Chipmaker AMD wants to change how PCs are purchased, replacing tech jargon with a simple description of what a particular computer should be used for. If successful, AMD will put the focus on users instead of what's inside their computer.
By dividing what it says are now 22 categories into four, the company hopes customers will find it easier to buy AMD computers than those using chips from rival Intel Corp.
Hang around Dick Smith for a while and you'll recognize that AMD is onto something. Buying "the right" combination of performance and price is way too difficult, largely because of Intel's naming scheme.
There are so many processors available today that customers can't tell them apart, much less decide on the best combination of CPU and graphics processor for a specific purpose.
As a result, even fairly sophisticated consumers (and bloggers) end up buying on price more than anything else. Many are never really sure they didn't purchase more (or less) computer than they actually need. Not a good way to sell things, but this is where Intel has taken the PC industry.
Microsoft took a swipe at this problem by creating a performance index used to determine whether a particular machine could or could not run the Windows Vista OS and applications. The index never caught on as a selling tool, but told me my then two-year-old Dell workstation was barely up to the task of running Vista, allowing me to set my expectations accordingly.

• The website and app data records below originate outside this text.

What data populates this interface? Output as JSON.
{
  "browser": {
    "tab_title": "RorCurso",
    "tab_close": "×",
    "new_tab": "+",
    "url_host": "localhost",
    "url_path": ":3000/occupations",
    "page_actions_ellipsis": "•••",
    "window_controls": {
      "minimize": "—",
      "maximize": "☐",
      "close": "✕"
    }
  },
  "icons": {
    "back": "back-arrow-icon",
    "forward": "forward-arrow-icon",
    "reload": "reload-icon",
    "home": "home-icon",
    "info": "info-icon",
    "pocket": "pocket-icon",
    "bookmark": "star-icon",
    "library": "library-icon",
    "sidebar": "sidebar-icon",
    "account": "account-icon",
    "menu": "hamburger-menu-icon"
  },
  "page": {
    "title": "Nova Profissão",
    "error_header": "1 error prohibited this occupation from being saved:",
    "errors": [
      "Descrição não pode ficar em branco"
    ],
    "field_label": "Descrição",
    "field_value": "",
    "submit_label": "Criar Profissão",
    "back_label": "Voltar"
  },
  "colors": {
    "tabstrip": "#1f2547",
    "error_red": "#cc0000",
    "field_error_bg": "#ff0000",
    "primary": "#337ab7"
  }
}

AMD wants to do Microsoft one better by creating four levels of performance for a customer to choose from:
- Vision Basic
- Vision Premium -- Suitable for digital media consumption
- Vision Ultimate -- Suitable for digital media creation
- Vision Black -- High-end HD desktops, presumably for gamers
It is not clear how many PC hardware manufacturers will share AMD's "vision," though products are due in time for the Oct. 22 introduction of Windows 7, the company said.
The program submerges the chip vendor's brand and encourages hardware companies to develop specific platforms for various purposes, something likely to be popular in an industry where credit for innovation has usually been given almost exclusively to Intel and Microsoft.
Intel, meanwhile, is trying to simplify its own processor banding, though not to the level AMD is attempting.
Our view: This is a good idea that may not accomplish much. First, the naming system seems vague in its own way. Something makes me think a Vision Basic machine will be just fine for most people's digital media consumption needs. Consumers may see this as creative upselling more than really useful information.
We'll have to see the system in use to determine how meaningful the designations will be. Maybe Vision "Good," "Better," and "Best" is how people will end up thinking about these ratings.
And, of course, there will be no easy comparison between AMD Vision PCs and Intel-based hardware.
I also wonder how AMD will deal with the notion that a particular CPU/graphics processor combination may be a Vision Black today but only a Vision Premium a year from now?
Presumably, by submerging the specifics, AMD is hoping customers won't notice when machines are de-rated over time.
And there is Intel to consider: Does mighty Intel somehow consider a confused marketplace to be in its interest? Or has Intel allowed product development, branding, and marketing to run amok? I think it's the latter and it means Intel is ripe for being slapped around a bit.
AMD will be doing everyone a favour if it helps Intel become more focused on why people purchase computers rather than what's inside them. Even if it's Intel Inside. (Imagine the music logo here).